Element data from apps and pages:
»»

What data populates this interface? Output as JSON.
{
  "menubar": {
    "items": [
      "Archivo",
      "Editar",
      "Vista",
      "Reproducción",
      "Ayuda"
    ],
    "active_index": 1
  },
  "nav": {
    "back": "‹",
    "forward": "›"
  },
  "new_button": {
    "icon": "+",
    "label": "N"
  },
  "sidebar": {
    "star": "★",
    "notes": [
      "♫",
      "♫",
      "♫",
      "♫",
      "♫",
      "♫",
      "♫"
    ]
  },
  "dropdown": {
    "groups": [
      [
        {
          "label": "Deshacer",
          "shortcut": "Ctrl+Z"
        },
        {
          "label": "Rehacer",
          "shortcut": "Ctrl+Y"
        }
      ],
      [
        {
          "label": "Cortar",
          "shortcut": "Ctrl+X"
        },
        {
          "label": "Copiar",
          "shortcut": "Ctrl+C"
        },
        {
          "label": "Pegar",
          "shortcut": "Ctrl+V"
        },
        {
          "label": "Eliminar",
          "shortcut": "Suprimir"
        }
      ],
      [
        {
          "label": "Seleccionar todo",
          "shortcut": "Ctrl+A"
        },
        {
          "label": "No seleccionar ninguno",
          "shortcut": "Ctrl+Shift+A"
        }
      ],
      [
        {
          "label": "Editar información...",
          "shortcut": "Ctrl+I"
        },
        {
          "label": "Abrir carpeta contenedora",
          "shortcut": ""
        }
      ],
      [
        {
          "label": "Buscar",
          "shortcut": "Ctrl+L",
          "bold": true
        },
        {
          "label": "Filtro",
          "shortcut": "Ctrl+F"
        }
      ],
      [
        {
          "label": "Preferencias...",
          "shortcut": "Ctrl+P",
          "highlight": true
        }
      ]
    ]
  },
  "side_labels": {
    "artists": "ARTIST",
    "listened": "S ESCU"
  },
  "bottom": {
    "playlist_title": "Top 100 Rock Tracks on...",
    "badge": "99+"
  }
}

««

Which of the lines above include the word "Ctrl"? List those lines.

— Solution to this exercise —
          "shortcut": "Ctrl+Z"
          "shortcut": "Ctrl+Y"
          "shortcut": "Ctrl+X"
          "shortcut": "Ctrl+C"
          "shortcut": "Ctrl+V"
          "shortcut": "Ctrl+A"
          "shortcut": "Ctrl+Shift+A"
          "shortcut": "Ctrl+I"
          "shortcut": "Ctrl+L",
          "shortcut": "Ctrl+F"
          "shortcut": "Ctrl+P",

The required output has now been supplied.